(Page and application data records)
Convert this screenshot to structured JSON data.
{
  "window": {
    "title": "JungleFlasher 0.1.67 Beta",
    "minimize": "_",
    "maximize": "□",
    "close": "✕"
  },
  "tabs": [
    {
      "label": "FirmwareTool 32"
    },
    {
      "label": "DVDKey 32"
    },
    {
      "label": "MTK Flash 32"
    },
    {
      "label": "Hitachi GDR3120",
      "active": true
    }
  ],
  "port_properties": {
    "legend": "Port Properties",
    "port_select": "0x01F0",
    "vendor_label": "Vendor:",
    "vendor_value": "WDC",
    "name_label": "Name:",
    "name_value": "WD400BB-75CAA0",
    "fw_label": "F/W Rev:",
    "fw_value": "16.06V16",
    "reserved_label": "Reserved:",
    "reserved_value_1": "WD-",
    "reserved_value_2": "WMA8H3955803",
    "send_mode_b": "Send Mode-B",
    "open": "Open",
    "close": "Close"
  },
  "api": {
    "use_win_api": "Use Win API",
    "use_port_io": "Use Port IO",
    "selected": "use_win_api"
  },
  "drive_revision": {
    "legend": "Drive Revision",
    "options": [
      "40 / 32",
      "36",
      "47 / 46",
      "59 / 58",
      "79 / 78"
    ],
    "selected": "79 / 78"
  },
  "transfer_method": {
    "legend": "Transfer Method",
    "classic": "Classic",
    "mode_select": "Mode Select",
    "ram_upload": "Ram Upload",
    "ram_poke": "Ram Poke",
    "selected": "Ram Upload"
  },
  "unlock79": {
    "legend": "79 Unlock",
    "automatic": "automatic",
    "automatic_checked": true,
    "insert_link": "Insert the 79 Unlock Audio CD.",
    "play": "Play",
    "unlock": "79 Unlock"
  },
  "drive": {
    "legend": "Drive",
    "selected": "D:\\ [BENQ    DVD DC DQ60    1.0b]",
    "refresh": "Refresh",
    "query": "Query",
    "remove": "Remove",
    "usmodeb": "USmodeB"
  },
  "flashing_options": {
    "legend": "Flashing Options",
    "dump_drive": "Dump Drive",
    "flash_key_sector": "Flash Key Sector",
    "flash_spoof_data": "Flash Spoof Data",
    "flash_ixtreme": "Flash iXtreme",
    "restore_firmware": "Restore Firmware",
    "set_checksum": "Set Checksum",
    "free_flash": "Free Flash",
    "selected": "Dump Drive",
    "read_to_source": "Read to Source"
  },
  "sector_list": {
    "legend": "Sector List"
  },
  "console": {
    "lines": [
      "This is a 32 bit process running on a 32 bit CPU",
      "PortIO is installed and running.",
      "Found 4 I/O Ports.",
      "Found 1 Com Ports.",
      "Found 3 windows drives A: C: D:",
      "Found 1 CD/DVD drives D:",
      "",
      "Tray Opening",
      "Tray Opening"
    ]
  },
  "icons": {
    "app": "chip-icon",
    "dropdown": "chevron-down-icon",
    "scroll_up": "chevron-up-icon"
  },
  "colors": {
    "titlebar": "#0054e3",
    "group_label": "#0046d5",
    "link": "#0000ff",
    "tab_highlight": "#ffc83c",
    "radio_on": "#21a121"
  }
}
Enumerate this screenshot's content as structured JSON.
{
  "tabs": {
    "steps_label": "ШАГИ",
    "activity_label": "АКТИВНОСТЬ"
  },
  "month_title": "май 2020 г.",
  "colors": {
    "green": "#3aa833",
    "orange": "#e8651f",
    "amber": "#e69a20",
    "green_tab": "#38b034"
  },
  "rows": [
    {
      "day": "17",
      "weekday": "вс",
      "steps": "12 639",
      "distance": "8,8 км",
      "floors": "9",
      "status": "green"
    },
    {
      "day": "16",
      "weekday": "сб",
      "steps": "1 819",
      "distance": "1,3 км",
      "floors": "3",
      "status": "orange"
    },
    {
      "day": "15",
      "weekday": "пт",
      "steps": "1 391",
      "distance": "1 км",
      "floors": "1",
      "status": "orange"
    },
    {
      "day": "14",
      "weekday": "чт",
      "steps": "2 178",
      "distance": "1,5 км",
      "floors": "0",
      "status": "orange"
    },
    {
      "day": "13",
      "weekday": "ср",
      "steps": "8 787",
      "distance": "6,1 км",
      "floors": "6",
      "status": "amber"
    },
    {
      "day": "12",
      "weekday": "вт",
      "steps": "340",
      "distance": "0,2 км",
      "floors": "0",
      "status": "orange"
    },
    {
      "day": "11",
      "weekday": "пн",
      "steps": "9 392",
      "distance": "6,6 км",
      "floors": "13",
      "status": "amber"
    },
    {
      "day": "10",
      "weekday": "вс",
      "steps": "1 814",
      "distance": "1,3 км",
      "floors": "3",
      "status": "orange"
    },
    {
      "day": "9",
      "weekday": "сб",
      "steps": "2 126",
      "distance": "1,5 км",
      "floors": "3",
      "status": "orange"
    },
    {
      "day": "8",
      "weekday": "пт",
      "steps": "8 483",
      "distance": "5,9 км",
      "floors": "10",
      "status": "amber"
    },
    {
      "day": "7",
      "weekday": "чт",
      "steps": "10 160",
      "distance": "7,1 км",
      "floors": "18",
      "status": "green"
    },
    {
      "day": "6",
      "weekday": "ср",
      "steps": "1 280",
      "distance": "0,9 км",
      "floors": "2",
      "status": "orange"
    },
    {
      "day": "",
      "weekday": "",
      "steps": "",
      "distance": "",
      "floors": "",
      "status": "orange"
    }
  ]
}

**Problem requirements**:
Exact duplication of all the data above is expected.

**Solution**:
Convert this screenshot to structured JSON data.
{
  "window": {
    "title": "JungleFlasher 0.1.67 Beta",
    "minimize": "_",
    "maximize": "□",
    "close": "✕"
  },
  "tabs": [
    {
      "label": "FirmwareTool 32"
    },
    {
      "label": "DVDKey 32"
    },
    {
      "label": "MTK Flash 32"
    },
    {
      "label": "Hitachi GDR3120",
      "active": true
    }
  ],
  "port_properties": {
    "legend": "Port Properties",
    "port_select": "0x01F0",
    "vendor_label": "Vendor:",
    "vendor_value": "WDC",
    "name_label": "Name:",
    "name_value": "WD400BB-75CAA0",
    "fw_label": "F/W Rev:",
    "fw_value": "16.06V16",
    "reserved_label": "Reserved:",
    "reserved_value_1": "WD-",
    "reserved_value_2": "WMA8H3955803",
    "send_mode_b": "Send Mode-B",
    "open": "Open",
    "close": "Close"
  },
  "api": {
    "use_win_api": "Use Win API",
    "use_port_io": "Use Port IO",
    "selected": "use_win_api"
  },
  "drive_revision": {
    "legend": "Drive Revision",
    "options": [
      "40 / 32",
      "36",
      "47 / 46",
      "59 / 58",
      "79 / 78"
    ],
    "selected": "79 / 78"
  },
  "transfer_method": {
    "legend": "Transfer Method",
    "classic": "Classic",
    "mode_select": "Mode Select",
    "ram_upload": "Ram Upload",
    "ram_poke": "Ram Poke",
    "selected": "Ram Upload"
  },
  "unlock79": {
    "legend": "79 Unlock",
    "automatic": "automatic",
    "automatic_checked": true,
    "insert_link": "Insert the 79 Unlock Audio CD.",
    "play": "Play",
    "unlock": "79 Unlock"
  },
  "drive": {
    "legend": "Drive",
    "selected": "D:\\ [BENQ    DVD DC DQ60    1.0b]",
    "refresh": "Refresh",
    "query": "Query",
    "remove": "Remove",
    "usmodeb": "USmodeB"
  },
  "flashing_options": {
    "legend": "Flashing Options",
    "dump_drive": "Dump Drive",
    "flash_key_sector": "Flash Key Sector",
    "flash_spoof_data": "Flash Spoof Data",
    "flash_ixtreme": "Flash iXtreme",
    "restore_firmware": "Restore Firmware",
    "set_checksum": "Set Checksum",
    "free_flash": "Free Flash",
    "selected": "Dump Drive",
    "read_to_source": "Read to Source"
  },
  "sector_list": {
    "legend": "Sector List"
  },
  "console": {
    "lines": [
      "This is a 32 bit process running on a 32 bit CPU",
      "PortIO is installed and running.",
      "Found 4 I/O Ports.",
      "Found 1 Com Ports.",
      "Found 3 windows drives A: C: D:",
      "Found 1 CD/DVD drives D:",
      "",
      "Tray Opening",
      "Tray Opening"
    ]
  },
  "icons": {
    "app": "chip-icon",
    "dropdown": "chevron-down-icon",
    "scroll_up": "chevron-up-icon"
  },
  "colors": {
    "titlebar": "#0054e3",
    "group_label": "#0046d5",
    "link": "#0000ff",
    "tab_highlight": "#ffc83c",
    "radio_on": "#21a121"
  }
}
Enumerate this screenshot's content as structured JSON.
{
  "tabs": {
    "steps_label": "ШАГИ",
    "activity_label": "АКТИВНОСТЬ"
  },
  "month_title": "май 2020 г.",
  "colors": {
    "green": "#3aa833",
    "orange": "#e8651f",
    "amber": "#e69a20",
    "green_tab": "#38b034"
  },
  "rows": [
    {
      "day": "17",
      "weekday": "вс",
      "steps": "12 639",
      "distance": "8,8 км",
      "floors": "9",
      "status": "green"
    },
    {
      "day": "16",
      "weekday": "сб",
      "steps": "1 819",
      "distance": "1,3 км",
      "floors": "3",
      "status": "orange"
    },
    {
      "day": "15",
      "weekday": "пт",
      "steps": "1 391",
      "distance": "1 км",
      "floors": "1",
      "status": "orange"
    },
    {
      "day": "14",
      "weekday": "чт",
      "steps": "2 178",
      "distance": "1,5 км",
      "floors": "0",
      "status": "orange"
    },
    {
      "day": "13",
      "weekday": "ср",
      "steps": "8 787",
      "distance": "6,1 км",
      "floors": "6",
      "status": "amber"
    },
    {
      "day": "12",
      "weekday": "вт",
      "steps": "340",
      "distance": "0,2 км",
      "floors": "0",
      "status": "orange"
    },
    {
      "day": "11",
      "weekday": "пн",
      "steps": "9 392",
      "distance": "6,6 км",
      "floors": "13",
      "status": "amber"
    },
    {
      "day": "10",
      "weekday": "вс",
      "steps": "1 814",
      "distance": "1,3 км",
      "floors": "3",
      "status": "orange"
    },
    {
      "day": "9",
      "weekday": "сб",
      "steps": "2 126",
      "distance": "1,5 км",
      "floors": "3",
      "status": "orange"
    },
    {
      "day": "8",
      "weekday": "пт",
      "steps": "8 483",
      "distance": "5,9 км",
      "floors": "10",
      "status": "amber"
    },
    {
      "day": "7",
      "weekday": "чт",
      "steps": "10 160",
      "distance": "7,1 км",
      "floors": "18",
      "status": "green"
    },
    {
      "day": "6",
      "weekday": "ср",
      "steps": "1 280",
      "distance": "0,9 км",
      "floors": "2",
      "status": "orange"
    },
    {
      "day": "",
      "weekday": "",
      "steps": "",
      "distance": "",
      "floors": "",
      "status": "orange"
    }
  ]
}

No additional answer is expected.